* _Task instructions_
Examine each line of the data. Copy the line if it includes the word "only".

══════════════════════════════

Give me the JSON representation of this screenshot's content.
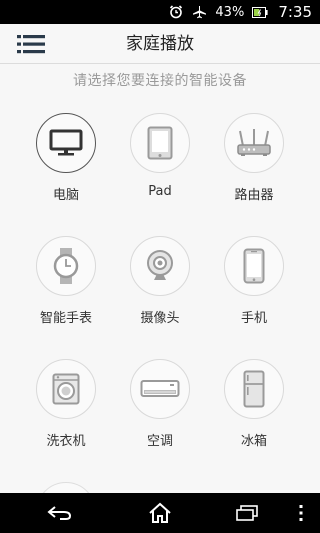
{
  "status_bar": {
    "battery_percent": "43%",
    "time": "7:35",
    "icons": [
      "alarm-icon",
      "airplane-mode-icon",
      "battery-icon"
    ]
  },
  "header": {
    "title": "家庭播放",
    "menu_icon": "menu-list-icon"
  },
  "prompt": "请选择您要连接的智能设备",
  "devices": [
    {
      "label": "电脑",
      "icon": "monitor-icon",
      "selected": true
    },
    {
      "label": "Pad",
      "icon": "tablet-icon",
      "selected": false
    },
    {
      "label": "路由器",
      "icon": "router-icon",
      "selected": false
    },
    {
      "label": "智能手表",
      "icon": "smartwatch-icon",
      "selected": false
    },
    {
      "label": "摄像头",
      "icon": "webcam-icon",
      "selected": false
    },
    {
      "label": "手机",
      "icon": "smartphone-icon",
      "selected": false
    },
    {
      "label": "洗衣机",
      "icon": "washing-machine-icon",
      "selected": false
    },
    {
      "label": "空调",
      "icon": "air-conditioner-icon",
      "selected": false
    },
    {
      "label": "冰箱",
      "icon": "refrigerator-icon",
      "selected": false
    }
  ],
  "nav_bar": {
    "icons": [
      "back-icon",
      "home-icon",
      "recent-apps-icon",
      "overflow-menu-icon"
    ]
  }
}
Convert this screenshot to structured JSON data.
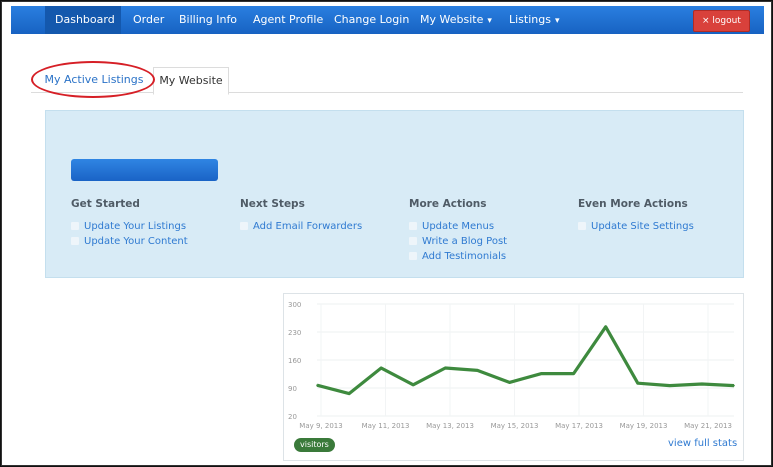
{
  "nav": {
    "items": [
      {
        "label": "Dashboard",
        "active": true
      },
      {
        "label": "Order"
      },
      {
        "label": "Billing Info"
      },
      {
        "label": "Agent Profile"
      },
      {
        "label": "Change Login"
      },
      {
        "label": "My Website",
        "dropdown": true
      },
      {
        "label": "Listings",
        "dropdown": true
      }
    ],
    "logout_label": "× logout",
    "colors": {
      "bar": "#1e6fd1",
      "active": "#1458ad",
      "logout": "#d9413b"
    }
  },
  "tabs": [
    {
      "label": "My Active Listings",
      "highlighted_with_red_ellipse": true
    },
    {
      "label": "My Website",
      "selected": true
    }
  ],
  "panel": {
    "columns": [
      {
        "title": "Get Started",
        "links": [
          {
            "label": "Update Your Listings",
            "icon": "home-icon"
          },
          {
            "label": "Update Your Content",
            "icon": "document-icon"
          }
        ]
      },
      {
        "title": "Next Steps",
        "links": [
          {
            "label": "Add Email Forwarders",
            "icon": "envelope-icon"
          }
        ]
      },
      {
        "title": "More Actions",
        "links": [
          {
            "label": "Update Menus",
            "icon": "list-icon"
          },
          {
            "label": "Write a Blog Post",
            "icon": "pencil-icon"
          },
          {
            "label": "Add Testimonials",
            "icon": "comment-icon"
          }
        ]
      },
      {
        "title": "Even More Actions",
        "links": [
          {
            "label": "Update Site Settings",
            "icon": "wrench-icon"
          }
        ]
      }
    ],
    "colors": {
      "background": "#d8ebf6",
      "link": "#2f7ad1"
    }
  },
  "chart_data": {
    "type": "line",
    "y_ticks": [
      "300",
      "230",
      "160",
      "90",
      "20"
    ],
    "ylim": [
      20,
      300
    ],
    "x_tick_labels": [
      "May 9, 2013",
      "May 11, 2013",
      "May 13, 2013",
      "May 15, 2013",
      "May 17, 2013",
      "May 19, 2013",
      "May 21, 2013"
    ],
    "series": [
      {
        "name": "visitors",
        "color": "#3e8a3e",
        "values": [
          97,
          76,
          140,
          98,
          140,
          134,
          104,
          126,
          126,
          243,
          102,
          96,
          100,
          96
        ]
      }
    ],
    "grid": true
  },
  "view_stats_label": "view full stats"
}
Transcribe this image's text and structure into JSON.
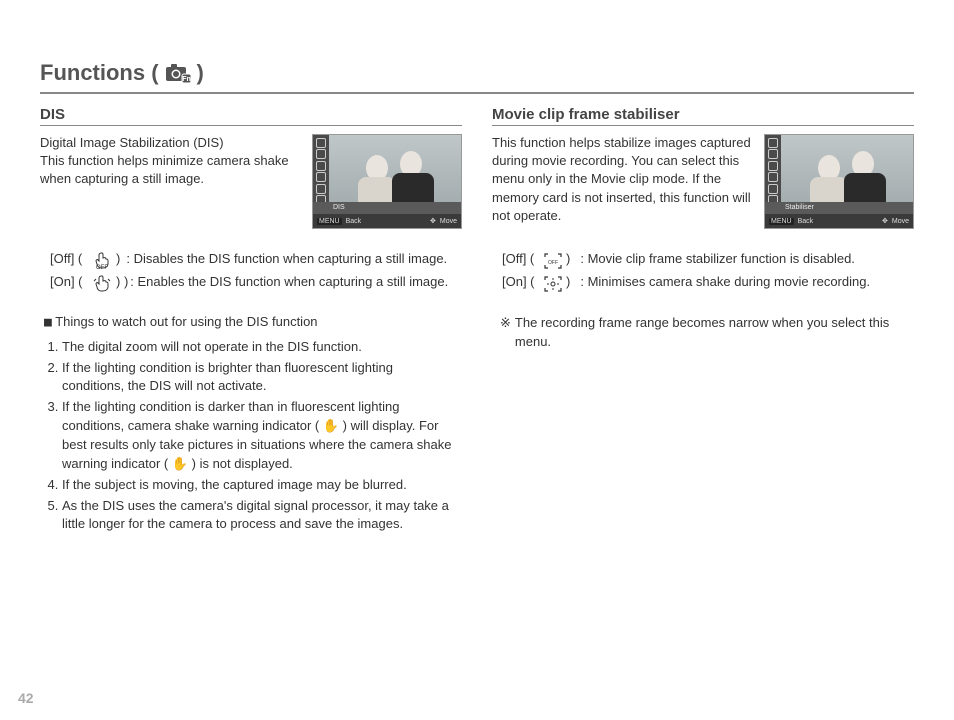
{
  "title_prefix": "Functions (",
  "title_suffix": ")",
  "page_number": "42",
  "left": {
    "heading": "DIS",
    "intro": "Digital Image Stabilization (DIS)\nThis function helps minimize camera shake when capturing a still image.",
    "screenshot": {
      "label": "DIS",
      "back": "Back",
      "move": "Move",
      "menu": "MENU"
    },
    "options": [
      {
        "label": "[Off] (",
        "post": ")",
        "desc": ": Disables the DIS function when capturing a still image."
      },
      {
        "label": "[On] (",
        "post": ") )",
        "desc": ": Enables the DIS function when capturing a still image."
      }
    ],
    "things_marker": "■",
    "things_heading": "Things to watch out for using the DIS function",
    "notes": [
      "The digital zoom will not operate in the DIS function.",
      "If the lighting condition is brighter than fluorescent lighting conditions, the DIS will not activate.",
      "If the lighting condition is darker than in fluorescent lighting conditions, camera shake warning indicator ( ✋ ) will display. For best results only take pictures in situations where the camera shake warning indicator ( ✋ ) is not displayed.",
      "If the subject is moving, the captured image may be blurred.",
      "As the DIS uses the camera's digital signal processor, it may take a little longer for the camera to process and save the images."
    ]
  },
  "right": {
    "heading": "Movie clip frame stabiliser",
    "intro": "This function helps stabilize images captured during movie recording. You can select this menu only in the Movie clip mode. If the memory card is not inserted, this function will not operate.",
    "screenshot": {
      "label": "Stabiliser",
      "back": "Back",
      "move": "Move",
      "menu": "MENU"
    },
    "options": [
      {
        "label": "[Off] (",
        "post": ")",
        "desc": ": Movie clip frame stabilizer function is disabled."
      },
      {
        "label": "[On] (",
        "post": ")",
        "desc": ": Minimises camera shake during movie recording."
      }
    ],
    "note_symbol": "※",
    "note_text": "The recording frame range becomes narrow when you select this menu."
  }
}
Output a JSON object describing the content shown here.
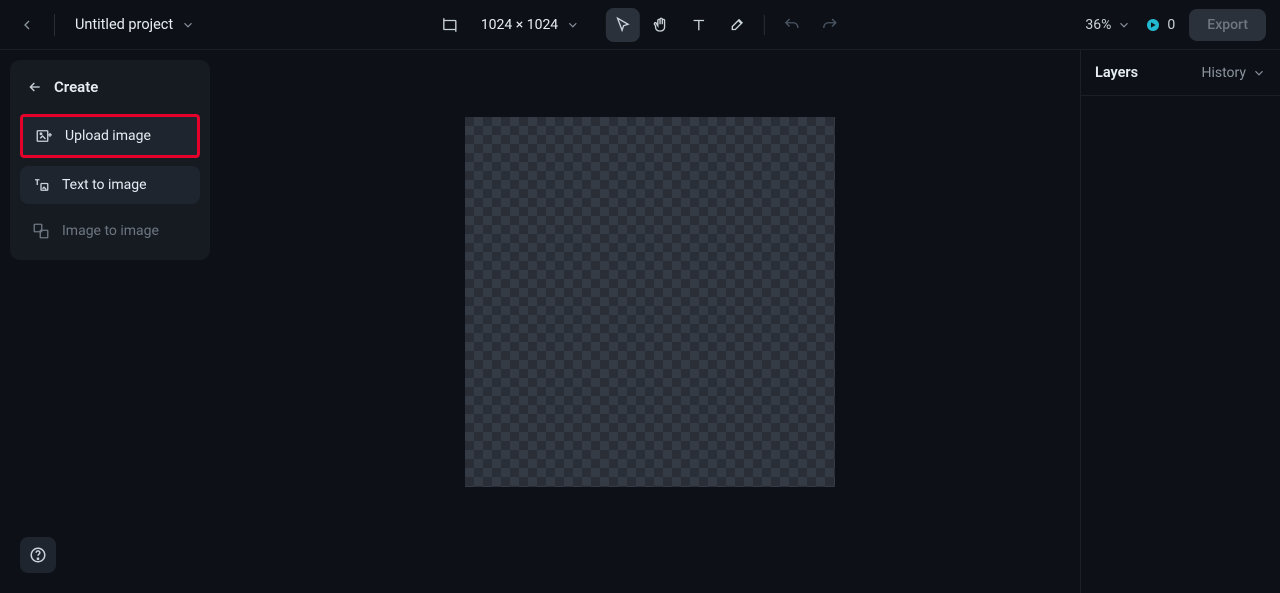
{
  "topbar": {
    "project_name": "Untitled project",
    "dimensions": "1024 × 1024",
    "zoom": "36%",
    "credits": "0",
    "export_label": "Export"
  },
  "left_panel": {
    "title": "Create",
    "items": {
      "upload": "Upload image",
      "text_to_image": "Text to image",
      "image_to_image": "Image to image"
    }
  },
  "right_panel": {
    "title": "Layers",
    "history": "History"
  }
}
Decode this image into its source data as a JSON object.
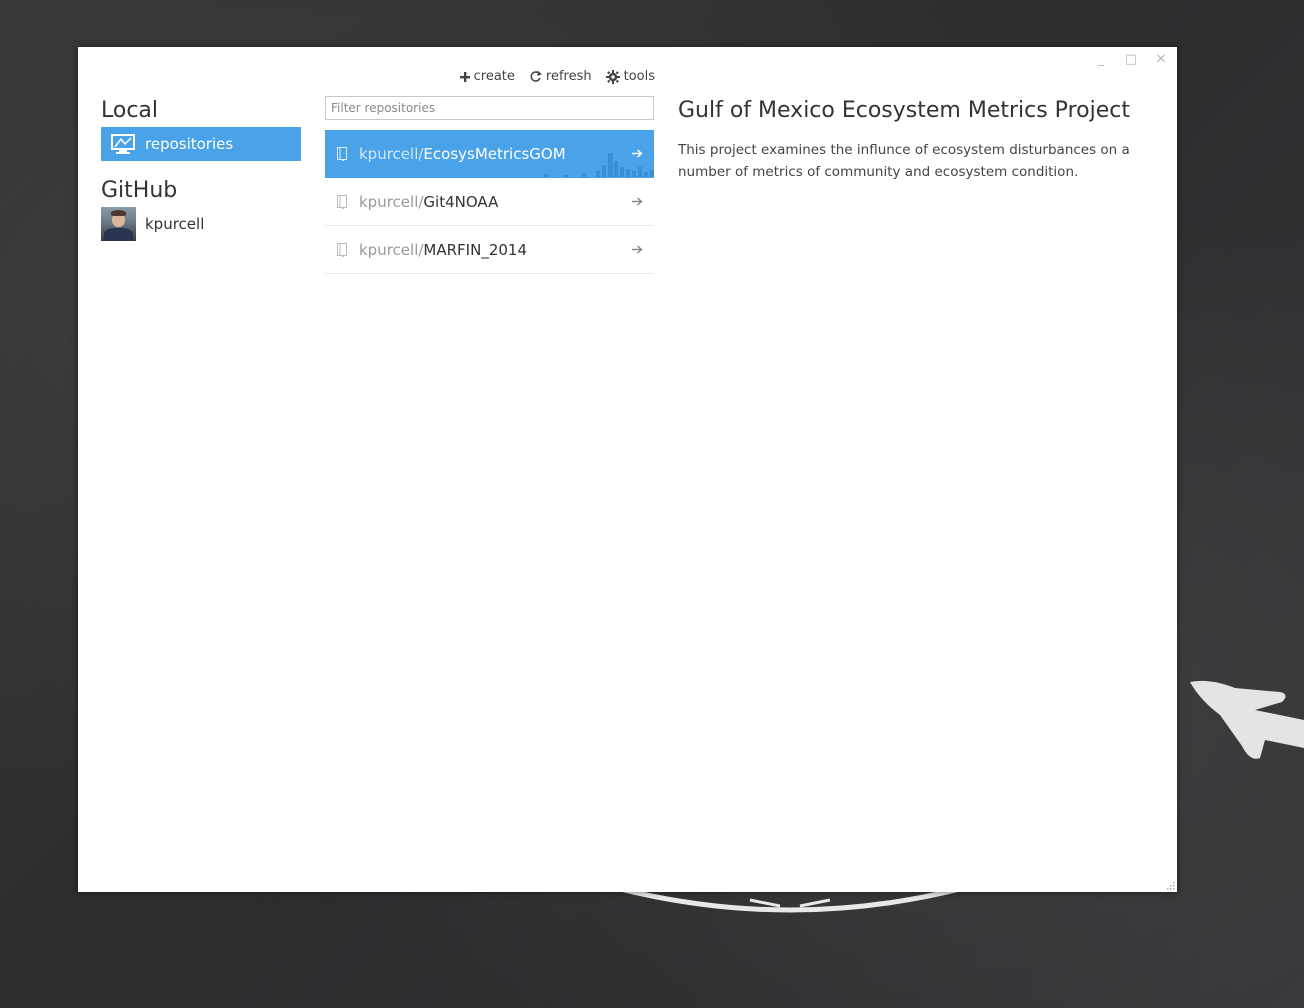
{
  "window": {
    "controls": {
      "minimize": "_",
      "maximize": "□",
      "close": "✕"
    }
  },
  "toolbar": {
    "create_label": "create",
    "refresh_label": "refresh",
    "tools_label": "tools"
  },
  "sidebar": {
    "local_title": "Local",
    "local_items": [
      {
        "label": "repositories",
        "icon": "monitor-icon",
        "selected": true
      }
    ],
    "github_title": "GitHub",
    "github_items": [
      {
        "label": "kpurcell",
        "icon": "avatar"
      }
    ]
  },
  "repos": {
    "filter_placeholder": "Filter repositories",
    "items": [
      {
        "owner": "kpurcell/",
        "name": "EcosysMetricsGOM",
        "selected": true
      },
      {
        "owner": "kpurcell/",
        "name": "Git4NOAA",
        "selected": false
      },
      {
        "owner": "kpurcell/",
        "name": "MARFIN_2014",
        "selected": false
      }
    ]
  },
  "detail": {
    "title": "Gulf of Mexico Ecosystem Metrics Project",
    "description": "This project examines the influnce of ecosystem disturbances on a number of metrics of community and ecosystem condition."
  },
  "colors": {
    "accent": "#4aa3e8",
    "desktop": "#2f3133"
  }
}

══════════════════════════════

* _Written response_
      "If the lighting condition is darker than in fluorescent lighting conditions, camera shake warning indicator ( ✋ ) will display. For best results only take pictures in situations where the camera shake warning indicator ( ✋ ) is not displayed.",
    "intro": "This function helps stabilize images captured during movie recording. You can select this menu only in the Movie clip mode. If the memory card is not inserted, this function will not operate.",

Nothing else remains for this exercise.